→ GOAL OF THE EXERCISE
Nothing but a number belongs in the answer: the count of lines below that contain the word "title".

→ RECORDS SUPPLIED
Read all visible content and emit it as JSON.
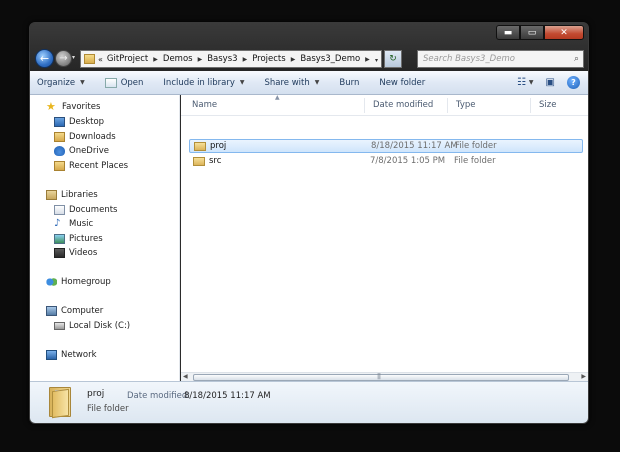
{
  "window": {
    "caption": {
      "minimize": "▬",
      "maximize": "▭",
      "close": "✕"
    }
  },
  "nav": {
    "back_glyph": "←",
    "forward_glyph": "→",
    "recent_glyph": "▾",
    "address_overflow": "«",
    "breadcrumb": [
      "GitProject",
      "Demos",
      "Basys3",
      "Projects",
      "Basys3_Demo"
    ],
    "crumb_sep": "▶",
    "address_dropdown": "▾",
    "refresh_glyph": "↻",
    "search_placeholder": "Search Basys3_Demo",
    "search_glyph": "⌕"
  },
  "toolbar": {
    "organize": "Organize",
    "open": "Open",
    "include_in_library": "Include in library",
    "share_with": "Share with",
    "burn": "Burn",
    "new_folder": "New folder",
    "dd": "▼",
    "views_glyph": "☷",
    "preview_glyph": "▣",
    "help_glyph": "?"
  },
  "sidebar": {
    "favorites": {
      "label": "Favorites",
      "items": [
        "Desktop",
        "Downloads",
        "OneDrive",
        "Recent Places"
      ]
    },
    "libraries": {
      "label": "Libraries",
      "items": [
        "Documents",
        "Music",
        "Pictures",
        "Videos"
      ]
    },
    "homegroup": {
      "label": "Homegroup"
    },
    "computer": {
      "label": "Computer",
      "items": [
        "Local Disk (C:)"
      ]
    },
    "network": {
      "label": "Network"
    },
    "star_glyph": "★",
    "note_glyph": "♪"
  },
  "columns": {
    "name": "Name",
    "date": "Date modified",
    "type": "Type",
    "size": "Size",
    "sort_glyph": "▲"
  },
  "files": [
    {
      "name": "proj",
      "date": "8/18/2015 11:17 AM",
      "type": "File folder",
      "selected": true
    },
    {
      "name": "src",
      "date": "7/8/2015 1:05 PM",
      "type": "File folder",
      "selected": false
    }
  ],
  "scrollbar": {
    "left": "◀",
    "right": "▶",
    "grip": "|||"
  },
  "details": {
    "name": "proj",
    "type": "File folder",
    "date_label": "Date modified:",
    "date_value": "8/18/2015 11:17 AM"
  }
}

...

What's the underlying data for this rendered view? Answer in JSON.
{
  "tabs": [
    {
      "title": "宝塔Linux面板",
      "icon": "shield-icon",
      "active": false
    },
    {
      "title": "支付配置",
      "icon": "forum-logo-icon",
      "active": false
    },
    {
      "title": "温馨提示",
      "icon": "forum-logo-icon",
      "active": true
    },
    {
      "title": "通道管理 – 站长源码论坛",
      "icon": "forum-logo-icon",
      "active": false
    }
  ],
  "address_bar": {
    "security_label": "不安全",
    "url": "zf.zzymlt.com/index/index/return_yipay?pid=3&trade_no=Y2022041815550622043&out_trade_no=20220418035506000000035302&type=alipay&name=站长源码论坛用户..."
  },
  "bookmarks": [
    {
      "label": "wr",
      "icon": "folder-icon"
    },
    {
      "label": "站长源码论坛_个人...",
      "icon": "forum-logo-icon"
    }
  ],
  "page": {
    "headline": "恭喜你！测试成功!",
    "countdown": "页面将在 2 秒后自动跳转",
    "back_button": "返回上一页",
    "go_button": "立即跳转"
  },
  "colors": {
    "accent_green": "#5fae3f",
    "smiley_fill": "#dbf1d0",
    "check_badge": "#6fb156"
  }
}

→ EXERCISE ANSWER
4